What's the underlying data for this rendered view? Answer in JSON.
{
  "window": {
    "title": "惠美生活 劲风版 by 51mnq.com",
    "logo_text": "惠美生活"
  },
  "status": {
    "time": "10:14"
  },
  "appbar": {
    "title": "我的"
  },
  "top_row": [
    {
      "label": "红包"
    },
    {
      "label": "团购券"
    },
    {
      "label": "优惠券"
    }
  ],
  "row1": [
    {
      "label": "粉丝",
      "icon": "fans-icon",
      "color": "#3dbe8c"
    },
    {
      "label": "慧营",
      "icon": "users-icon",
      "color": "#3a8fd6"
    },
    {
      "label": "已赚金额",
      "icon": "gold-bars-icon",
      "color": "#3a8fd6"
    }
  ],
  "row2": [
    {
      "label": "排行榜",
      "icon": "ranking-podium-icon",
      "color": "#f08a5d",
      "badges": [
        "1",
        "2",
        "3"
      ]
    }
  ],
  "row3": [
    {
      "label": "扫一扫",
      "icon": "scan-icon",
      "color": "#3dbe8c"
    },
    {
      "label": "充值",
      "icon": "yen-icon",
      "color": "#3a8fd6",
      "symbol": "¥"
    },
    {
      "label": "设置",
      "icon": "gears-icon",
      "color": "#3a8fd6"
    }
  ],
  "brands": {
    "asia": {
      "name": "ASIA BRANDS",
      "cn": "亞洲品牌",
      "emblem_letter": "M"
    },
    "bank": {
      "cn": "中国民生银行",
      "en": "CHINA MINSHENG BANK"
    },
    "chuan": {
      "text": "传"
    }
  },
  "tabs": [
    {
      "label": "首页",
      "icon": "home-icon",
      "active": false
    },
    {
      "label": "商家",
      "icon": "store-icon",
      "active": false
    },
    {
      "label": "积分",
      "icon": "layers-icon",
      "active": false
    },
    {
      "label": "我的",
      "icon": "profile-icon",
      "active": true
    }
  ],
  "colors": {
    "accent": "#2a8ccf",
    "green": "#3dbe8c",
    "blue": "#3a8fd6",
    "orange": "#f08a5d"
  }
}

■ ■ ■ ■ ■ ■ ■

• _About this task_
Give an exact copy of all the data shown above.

• _Answer section_
What's the underlying data for this rendered view? Answer in JSON.
{
  "window": {
    "title": "惠美生活 劲风版 by 51mnq.com",
    "logo_text": "惠美生活"
  },
  "status": {
    "time": "10:14"
  },
  "appbar": {
    "title": "我的"
  },
  "top_row": [
    {
      "label": "红包"
    },
    {
      "label": "团购券"
    },
    {
      "label": "优惠券"
    }
  ],
  "row1": [
    {
      "label": "粉丝",
      "icon": "fans-icon",
      "color": "#3dbe8c"
    },
    {
      "label": "慧营",
      "icon": "users-icon",
      "color": "#3a8fd6"
    },
    {
      "label": "已赚金额",
      "icon": "gold-bars-icon",
      "color": "#3a8fd6"
    }
  ],
  "row2": [
    {
      "label": "排行榜",
      "icon": "ranking-podium-icon",
      "color": "#f08a5d",
      "badges": [
        "1",
        "2",
        "3"
      ]
    }
  ],
  "row3": [
    {
      "label": "扫一扫",
      "icon": "scan-icon",
      "color": "#3dbe8c"
    },
    {
      "label": "充值",
      "icon": "yen-icon",
      "color": "#3a8fd6",
      "symbol": "¥"
    },
    {
      "label": "设置",
      "icon": "gears-icon",
      "color": "#3a8fd6"
    }
  ],
  "brands": {
    "asia": {
      "name": "ASIA BRANDS",
      "cn": "亞洲品牌",
      "emblem_letter": "M"
    },
    "bank": {
      "cn": "中国民生银行",
      "en": "CHINA MINSHENG BANK"
    },
    "chuan": {
      "text": "传"
    }
  },
  "tabs": [
    {
      "label": "首页",
      "icon": "home-icon",
      "active": false
    },
    {
      "label": "商家",
      "icon": "store-icon",
      "active": false
    },
    {
      "label": "积分",
      "icon": "layers-icon",
      "active": false
    },
    {
      "label": "我的",
      "icon": "profile-icon",
      "active": true
    }
  ],
  "colors": {
    "accent": "#2a8ccf",
    "green": "#3dbe8c",
    "blue": "#3a8fd6",
    "orange": "#f08a5d"
  }
}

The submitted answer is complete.